▶ _TASK STATEMENT_
Copy out every line holding the string "title" from the records below.

▶ _RECORDS_
◇ ◇ ◇

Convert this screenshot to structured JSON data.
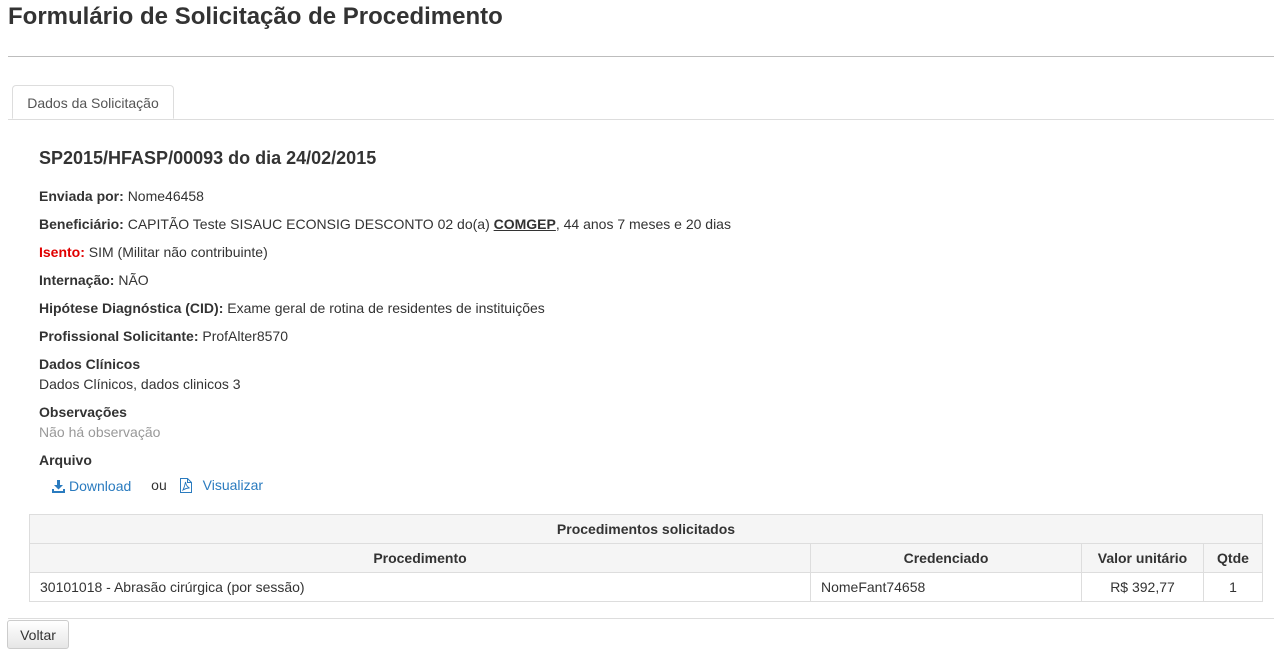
{
  "page": {
    "title": "Formulário de Solicitação de Procedimento"
  },
  "tabs": [
    {
      "label": "Dados da Solicitação",
      "active": true
    }
  ],
  "request": {
    "heading": "SP2015/HFASP/00093 do dia 24/02/2015",
    "sent_by": {
      "label": "Enviada por:",
      "value": "Nome46458"
    },
    "beneficiary": {
      "label": "Beneficiário:",
      "value_prefix": "CAPITÃO Teste SISAUC ECONSIG DESCONTO 02 do(a)",
      "org": "COMGEP",
      "value_suffix": ", 44 anos 7 meses e 20 dias"
    },
    "exempt": {
      "label": "Isento:",
      "value": "SIM (Militar não contribuinte)"
    },
    "hospitalization": {
      "label": "Internação:",
      "value": "NÃO"
    },
    "diagnosis": {
      "label": "Hipótese Diagnóstica (CID):",
      "value": "Exame geral de rotina de residentes de instituições"
    },
    "requester": {
      "label": "Profissional Solicitante:",
      "value": "ProfAlter8570"
    },
    "clinical": {
      "label": "Dados Clínicos",
      "value": "Dados Clínicos, dados clinicos 3"
    },
    "observations": {
      "label": "Observações",
      "value": "Não há observação"
    },
    "file": {
      "label": "Arquivo",
      "download": "Download",
      "or": "ou",
      "view": "Visualizar"
    }
  },
  "procedures": {
    "title": "Procedimentos solicitados",
    "headers": [
      "Procedimento",
      "Credenciado",
      "Valor unitário",
      "Qtde"
    ],
    "rows": [
      {
        "procedure": "30101018 - Abrasão cirúrgica (por sessão)",
        "provider": "NomeFant74658",
        "unit_value": "R$ 392,77",
        "qty": "1"
      }
    ]
  },
  "actions": {
    "back": "Voltar"
  },
  "colors": {
    "link": "#2a7bbf",
    "exempt_label": "#e00000",
    "muted": "#999999"
  },
  "icons": {
    "download": "download-icon",
    "view": "pdf-file-icon"
  }
}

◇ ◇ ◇

▶ _RESPONSE TO THIS EXERCISE_
    "title": "Formulário de Solicitação de Procedimento"
    "title": "Procedimentos solicitados",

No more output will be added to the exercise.